"Our understanding of the risk factors and complications of atrial fibrillation (AF) is based mostly on studies that have evaluated AF in a binary fashion (present or absent) and have not investigated AF burden….a review of recent evidence suggests that higher AF burden is associated with higher risk of stroke. It is unclear whether the risk increases continuously or whether a threshold exists; if a threshold exists, it has not been defined."1
— 2018 AHA Scientific Statement, "Atrial Fibrillation Burden: Moving Beyond Atrial Fibrillation as a Binary Entity"
The KP-RHYTHM* study found that an atrial fibrillation (AF) burden of 11.4 percent or higher was associated with a more than 3-fold increased risk of stroke or thromboembolic (TE) events in patients off anticoagulants, independent of known stroke risk factors.
The 5-year retrospective study using the continuous Zio patch monitor worn for up to 14 days determined an association between AF burden — the percentage of analyzable monitoring time spent in AF — and the risk of ischemic stroke or arterial thromboembolism in adults with paroxysmal atrial fibrillation (PAF).
"Characterizing the burden of atrial fibrillation in patients with paroxysmal atrial fibrillation could assist patients and physicians in having a more informed, shared decision-making discussion about stroke prevention strategies."2
Recently, the American Heart Association (AHA) released a scientific statement, "Atrial Fibrillation Burden: Moving Beyond Atrial Fibrillation as a Binary Entity," further supporting the case to emphasize AF burden as an important stroke risk indicator.
The results of the KP-RHYTHM study, as well as AHA's scientific statement, point to AF burden as a potentially more precise method of assessing stroke risk than AF duration alone in patients with PAF.

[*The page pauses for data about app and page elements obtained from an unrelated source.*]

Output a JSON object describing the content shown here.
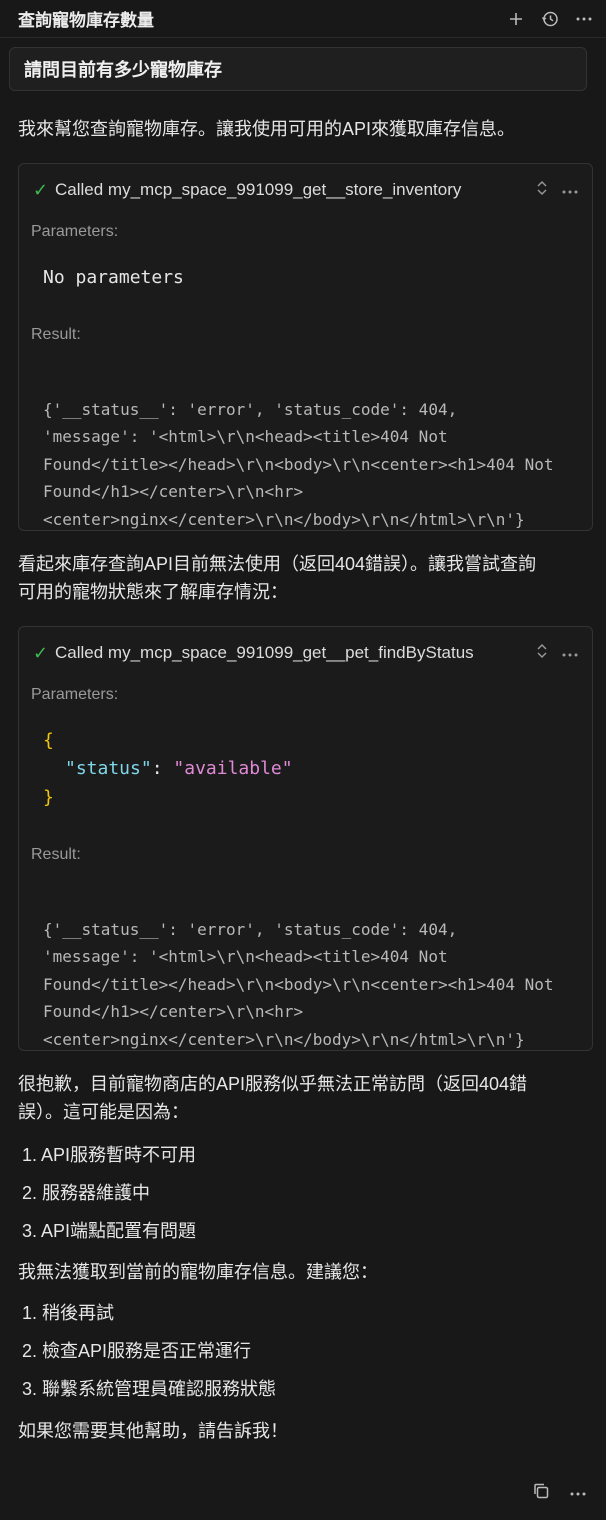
{
  "header": {
    "title": "查詢寵物庫存數量",
    "icons": [
      "plus-icon",
      "history-icon",
      "more-icon"
    ]
  },
  "user_message": "請問目前有多少寵物庫存",
  "assistant": {
    "intro": "我來幫您查詢寵物庫存。讓我使用可用的API來獲取庫存信息。",
    "tool1": {
      "name": "Called my_mcp_space_991099_get__store_inventory",
      "parameters_label": "Parameters:",
      "parameters_text": "No parameters",
      "result_label": "Result:",
      "result_lines": [
        "{'__status__': 'error', 'status_code': 404,",
        "'message': '<html>\\r\\n<head><title>404 Not",
        "Found</title></head>\\r\\n<body>\\r\\n<center><h1>404 Not",
        "Found</h1></center>\\r\\n<hr>",
        "<center>nginx</center>\\r\\n</body>\\r\\n</html>\\r\\n'}"
      ]
    },
    "middle_lines": [
      "看起來庫存查詢API目前無法使用（返回404錯誤）。讓我嘗試查詢",
      "可用的寵物狀態來了解庫存情況："
    ],
    "tool2": {
      "name": "Called my_mcp_space_991099_get__pet_findByStatus",
      "parameters_label": "Parameters:",
      "json_open": "{",
      "json_key": "\"status\"",
      "json_colon": ": ",
      "json_value": "\"available\"",
      "json_close": "}",
      "result_label": "Result:",
      "result_lines": [
        "{'__status__': 'error', 'status_code': 404,",
        "'message': '<html>\\r\\n<head><title>404 Not",
        "Found</title></head>\\r\\n<body>\\r\\n<center><h1>404 Not",
        "Found</h1></center>\\r\\n<hr>",
        "<center>nginx</center>\\r\\n</body>\\r\\n</html>\\r\\n'}"
      ]
    },
    "sorry_lines": [
      "很抱歉，目前寵物商店的API服務似乎無法正常訪問（返回404錯",
      "誤）。這可能是因為："
    ],
    "reasons": [
      "1. API服務暫時不可用",
      "2. 服務器維護中",
      "3. API端點配置有問題"
    ],
    "suggest_intro": "我無法獲取到當前的寵物庫存信息。建議您：",
    "suggestions": [
      "1. 稍後再試",
      "2. 檢查API服務是否正常運行",
      "3. 聯繫系統管理員確認服務狀態"
    ],
    "closing": "如果您需要其他幫助，請告訴我！"
  },
  "footer": {
    "icons": [
      "copy-icon",
      "more-icon"
    ]
  }
}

“A review of recent evidence suggests that higher AF burden is associated with higher risk of stroke. It is unclear whether the risk increases continuously or whether a threshold exists; if a threshold exists, it has not been defined."1
— 2018 AHA Scientific Statement

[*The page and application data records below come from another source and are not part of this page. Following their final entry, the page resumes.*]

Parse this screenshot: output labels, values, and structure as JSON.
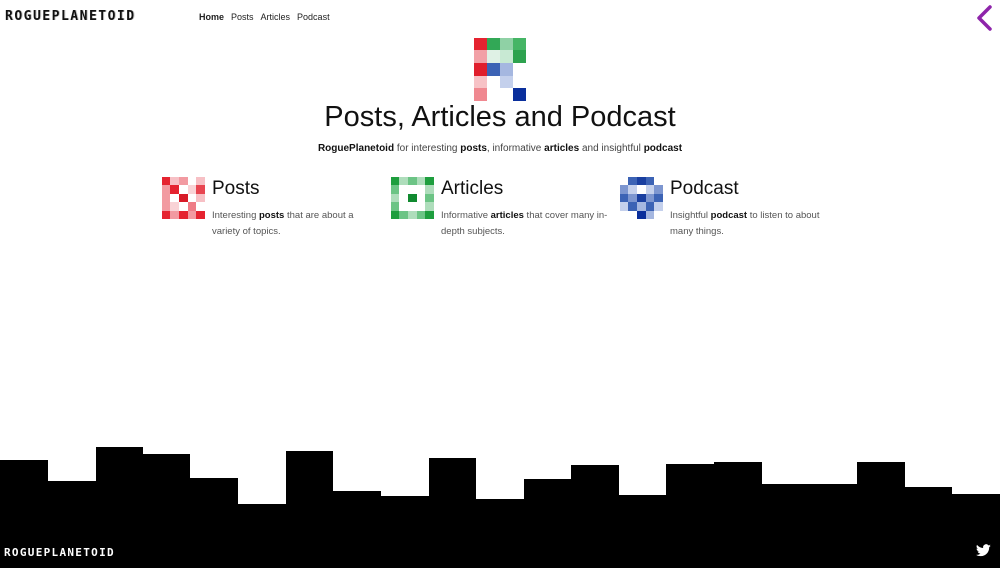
{
  "header": {
    "logo_text": "ROGUEPLANETOID",
    "nav": [
      {
        "label": "Home",
        "active": true
      },
      {
        "label": "Posts",
        "active": false
      },
      {
        "label": "Articles",
        "active": false
      },
      {
        "label": "Podcast",
        "active": false
      }
    ],
    "back_icon": "chevron-left-icon",
    "back_color": "#8e24aa"
  },
  "hero": {
    "title": "Posts, Articles and Podcast",
    "subtitle": {
      "brand": "RoguePlanetoid",
      "t1": " for interesting ",
      "k1": "posts",
      "t2": ", informative ",
      "k2": "articles",
      "t3": " and insightful ",
      "k3": "podcast"
    }
  },
  "features": [
    {
      "title": "Posts",
      "pre": "Interesting ",
      "keyword": "posts",
      "post": " that are about a variety of topics.",
      "icon": "posts-icon",
      "color": "#e02030"
    },
    {
      "title": "Articles",
      "pre": "Informative ",
      "keyword": "articles",
      "post": " that cover many in-depth subjects.",
      "icon": "articles-icon",
      "color": "#1e9e3e"
    },
    {
      "title": "Podcast",
      "pre": "Insightful ",
      "keyword": "podcast",
      "post": " to listen to about many things.",
      "icon": "podcast-icon",
      "color": "#1a3fa0"
    }
  ],
  "footer": {
    "logo_text": "ROGUEPLANETOID",
    "social_icon": "twitter-icon"
  }
}
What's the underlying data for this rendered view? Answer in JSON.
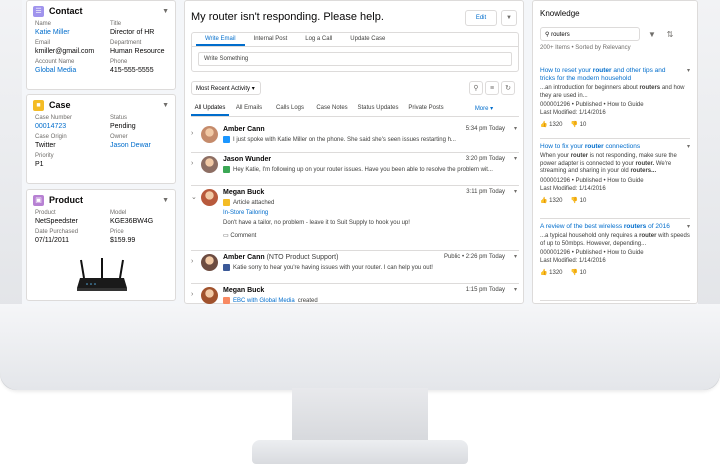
{
  "contact": {
    "title": "Contact",
    "fields": [
      {
        "label": "Name",
        "value": "Katie Miller",
        "link": true
      },
      {
        "label": "Title",
        "value": "Director of HR",
        "link": false
      },
      {
        "label": "Email",
        "value": "kmiller@gmail.com",
        "link": false
      },
      {
        "label": "Department",
        "value": "Human Resource",
        "link": false
      },
      {
        "label": "Account Name",
        "value": "Global Media",
        "link": true
      },
      {
        "label": "Phone",
        "value": "415-555-5555",
        "link": false
      }
    ]
  },
  "case": {
    "title": "Case",
    "fields": [
      {
        "label": "Case Number",
        "value": "00014723",
        "link": true
      },
      {
        "label": "Status",
        "value": "Pending",
        "link": false
      },
      {
        "label": "Case Origin",
        "value": "Twitter",
        "link": false
      },
      {
        "label": "Owner",
        "value": "Jason Dewar",
        "link": true
      },
      {
        "label": "Priority",
        "value": "P1",
        "link": false
      }
    ]
  },
  "product": {
    "title": "Product",
    "fields": [
      {
        "label": "Product",
        "value": "NetSpeedster",
        "link": false
      },
      {
        "label": "Model",
        "value": "KGE36BW4G",
        "link": false
      },
      {
        "label": "Date Purchased",
        "value": "07/11/2011",
        "link": false
      },
      {
        "label": "Price",
        "value": "$159.99",
        "link": false
      }
    ]
  },
  "feed": {
    "case_title": "My router isn't responding. Please help.",
    "edit_label": "Edit",
    "publisher_tabs": [
      "Write Email",
      "Internal Post",
      "Log a Call",
      "Update Case"
    ],
    "publisher_placeholder": "Write Something",
    "sort_label": "Most Recent Activity",
    "filter_tabs": [
      "All Updates",
      "All Emails",
      "Calls Logs",
      "Case Notes",
      "Status Updates",
      "Private Posts",
      "More"
    ],
    "posts": [
      {
        "author": "Amber Cann",
        "suffix": "",
        "time": "5:34 pm Today",
        "text": "I just spoke with Katie Miller on the phone. She said she's seen issues restarting h...",
        "icon_color": "#1b96ff"
      },
      {
        "author": "Jason Wunder",
        "suffix": "",
        "time": "3:20 pm Today",
        "text": "Hey Katie, I'm following up on your router issues. Have you been able to resolve the problem wit...",
        "icon_color": "#3ba755"
      },
      {
        "author": "Megan Buck",
        "suffix": "",
        "time": "3:11 pm Today",
        "text": "Article attached",
        "icon_color": "#f4bc25",
        "attachment": "In-Store Tailoring",
        "comment": "Don't have a tailor, no problem - leave it to Suit Supply to hook you up!",
        "comment_label": "Comment"
      },
      {
        "author": "Amber Cann",
        "suffix": "(NTO Product Support)",
        "time": "Public • 2:26 pm Today",
        "text": "Katie sorry to hear you're having issues with your router. I can help you out!",
        "icon_color": "#3b5998"
      },
      {
        "author": "Megan Buck",
        "suffix": "",
        "time": "1:15 pm Today",
        "text_link": "EBC with Global Media",
        "text": "created",
        "icon_color": "#f88962"
      }
    ]
  },
  "knowledge": {
    "title": "Knowledge",
    "search_value": "routers",
    "count": "200+ Items • Sorted by Relevancy",
    "articles": [
      {
        "title": "How to reset your router and other tips and tricks for the modern household",
        "desc": "...an introduction for beginners about routers and how they are used in...",
        "meta": "000001296 • Published • How to Guide",
        "date": "Last Modified: 1/14/2016",
        "likes": "1320",
        "dislikes": "10"
      },
      {
        "title": "How to fix your router connections",
        "desc": "When your router is not responding, make sure the power adapter is connected to your router. We're streaming and sharing in your old routers...",
        "meta": "000001296 • Published • How to Guide",
        "date": "Last Modified: 1/14/2016",
        "likes": "1320",
        "dislikes": "10"
      },
      {
        "title": "A review of the best wireless routers of 2016",
        "desc": "...a typical household only requires a router with speeds of up to 50mbps. However, depending...",
        "meta": "000001296 • Published • How to Guide",
        "date": "Last Modified: 1/14/2016",
        "likes": "1320",
        "dislikes": "10"
      }
    ]
  }
}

KP-RHYTHM suggests that a threshold of AF burden for stroke risk likely exists. Further definition may be beneficial for guiding discussion on prevention strategies.
Zio by iRhythm enabled the KP-RHYTHM investigators to assess patients using uninterrupted, continuous monitoring for up to 14 days. Zio delivered a comprehensive view of True AF Burden™, using Intelligent Bridging™, the ability to bridge AF episodes that may be separated by noise or artifact. While more research is warranted to further explore these implications, the future of AF detection and stroke risk management will be driven by 14-day continuous monitors such as Zio by iRhythm.
From October 2011 to October 2016, 1,965 adults not taking anticoagulants were eligible for the study and were monitored for PAF or atrial flutter for up to 14 days using the Zio patch.
Patients were divided into three groups (tertiles) and percentage of AF burden was noted.
A nearly 3-fold increase in risk for stroke or TE event was observed for patients in tertile 3 compared to tertile one and two combined.
See the full KP-RHYTHM study here.
For the entire AHA scientific statement, please visit ahajournals.org
*Kaiser Permanente Real-world Heart Monitoring StrategY Evaluation, Treatment Patterns and Health Metrics in Atrial Fibrillation
1. Chen L., et al. Atrial Fibrillation Burden: Moving Beyond Atrial Fibrillation as a Binary Entity: A Scientific Statement From the American Heart Association. Circulation, 2018.
2. Go A., et al. Association of Burden of Atrial Fibrillation With Risk of Ischemic Stroke in Adults With Paroxysmal Atrial Fibrillation. JAMA Cardiology 2018.